Opposition - words that signal a conflict or problem

  • But, though, however
  • On the other hand
  • Conversely
  • Yet
  • Nonetheless, nevertheless

Writing Hints

The Title

  • The title should give the reader some inkling of what the paper is about
  • Make the title catchy.

Create Flow

  • Make sure your arguments are organized in a logical order.
  • Provide proper transitions between paragraphs.  Use "signpost" words like "secondly," "another reason," "furthermore," or "on the other hand."  If these transitions are difficult to write, perhaps you need to work on the order of your paragraphs (and your thoughts).  In other words, revise!
  • Use parallel structure, or format each part in a series in the same way.  Instead of writing "she liked to play soccer, drawing, and when she went to watch tennis," write "she liked to play soccer, to draw pictures, and to watch tennis."

Word Choices

  • Avoid ambiguous words like "stuff" or "thing" or "whatever"
  • Make sure all pronouns (he, she, it, they) have clear antecedents (the word or words replaced  by the pronoun).  In other words, make it clear what "it" is or who "they" are.  
  • Words like "this" and "that" should not stand alone, as in "This is good."  Always follow "this" or "that" with a noun, as in "This plan..." "This law..." "That idea...."
  • Write in the third person
  • Do not use "I," "we" or "you."Use formal language.  Avoid slang or conversational language.  Don't say "the U.S. blew it," "Bill Clinton wimped out," or "I mean, are you kidding??"

Verb Tenses

  • Use the simple past tense or simple present tense
  • Be consistent with your verb tenses.
  • Use active voice, not passive voice.  For example: Better to say "President Clinton signed the bill" (active voice) than "the bill was signed by President Clinton" (passive voice). 


  • Introduce the speaker of quotes in your text.
    • Examples: Attorney General Janet Reno said, "Mistakes were made," or Newsweek columnist, Joe Klein, said, "The campaign will run down to the wire." 
  • Identify all people who might not be known to the average reader such as, "Secretary of State Madeline Albright" or "Newsweek columnist, George Will."


  • When using proper names, state the full name of the person the first time you use it:
    • For example, "President Bill Clinton" or "Bill Clinton," not just "Clinton" (certainly not "Bill"). 
  • After the first mention of someone use their last name only
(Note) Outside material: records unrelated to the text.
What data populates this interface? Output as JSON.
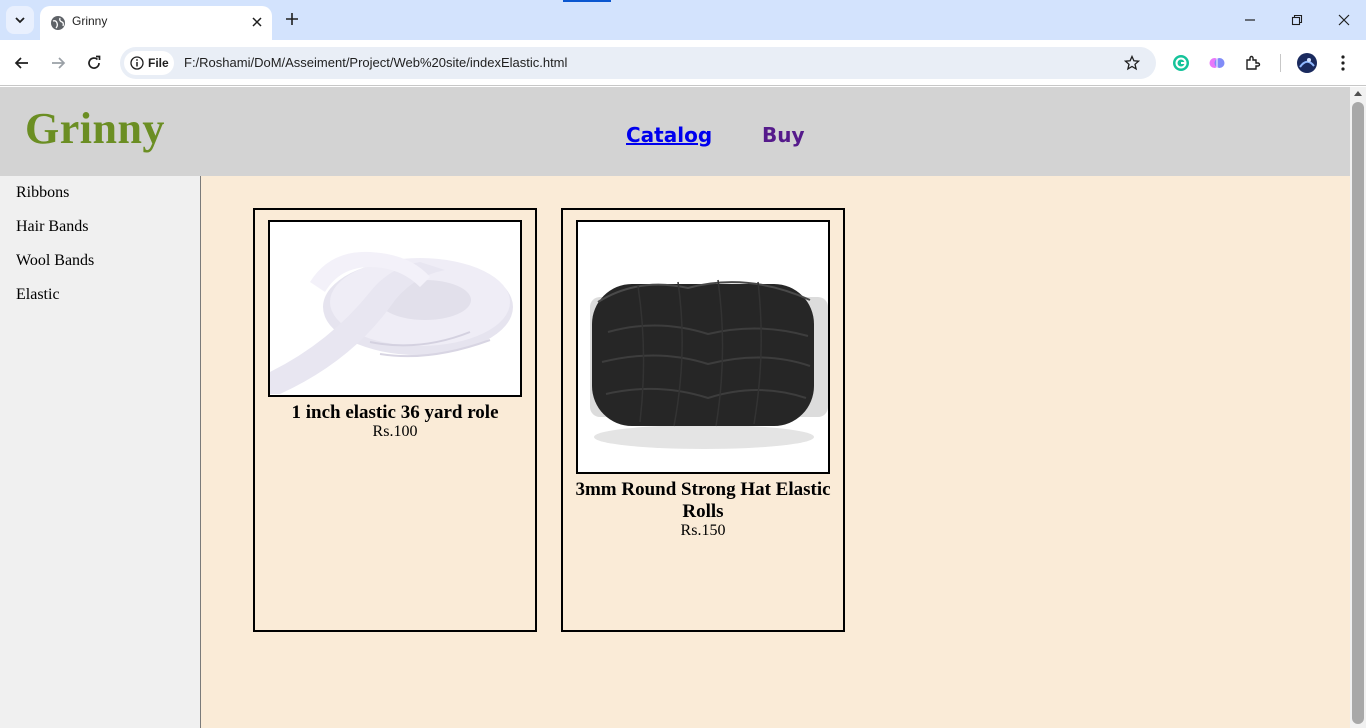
{
  "browser": {
    "tab_title": "Grinny",
    "address": "F:/Roshami/DoM/Asseiment/Project/Web%20site/indexElastic.html",
    "site_chip_label": "File"
  },
  "header": {
    "logo": "Grinny",
    "nav": [
      {
        "label": "Catalog"
      },
      {
        "label": "Buy"
      }
    ]
  },
  "sidebar": {
    "items": [
      {
        "label": "Ribbons"
      },
      {
        "label": "Hair Bands"
      },
      {
        "label": "Wool Bands"
      },
      {
        "label": "Elastic"
      }
    ]
  },
  "products": [
    {
      "name": "1 inch elastic 36 yard role",
      "price": "Rs.100"
    },
    {
      "name": "3mm Round Strong Hat Elastic Rolls",
      "price": "Rs.150"
    }
  ],
  "colors": {
    "logo": "#6b8e23",
    "header_bg": "#d3d3d3",
    "content_bg": "#faebd7",
    "link_catalog": "#0000ee",
    "link_buy_visited": "#551a8b"
  }
}
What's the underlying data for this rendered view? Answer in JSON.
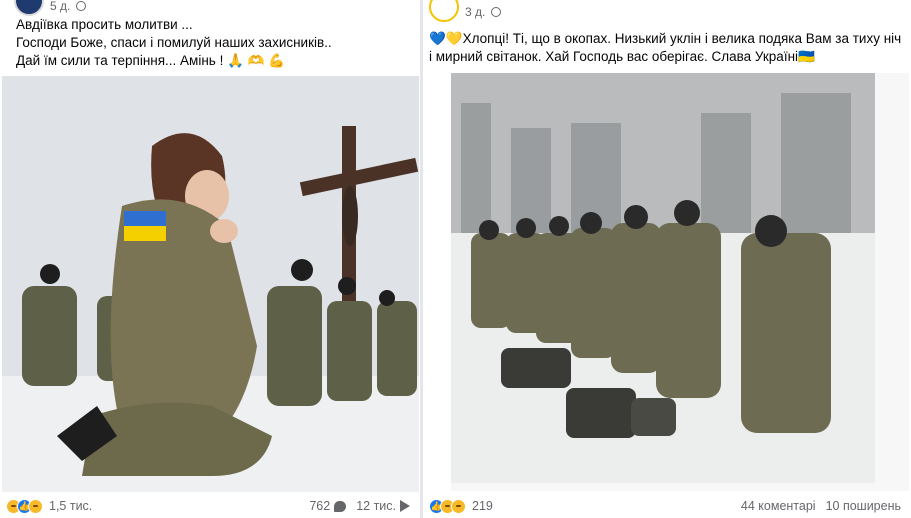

  • print out your essay
  • read through your whole text out loud (you may feel silly doing this, but it works so get over it)
  • write changes and corrections 
  • do not rely on spell checker or grammar checker exclusively·  

Multiple Drafts

Your essay gets better with every draft so work on it may times over the course of many days.  You need to be able to look at it with fresh eyes so you need a new day to do this!

Hint:  If you try to do write your essay all in one night you will get tired and your writing will not be as good.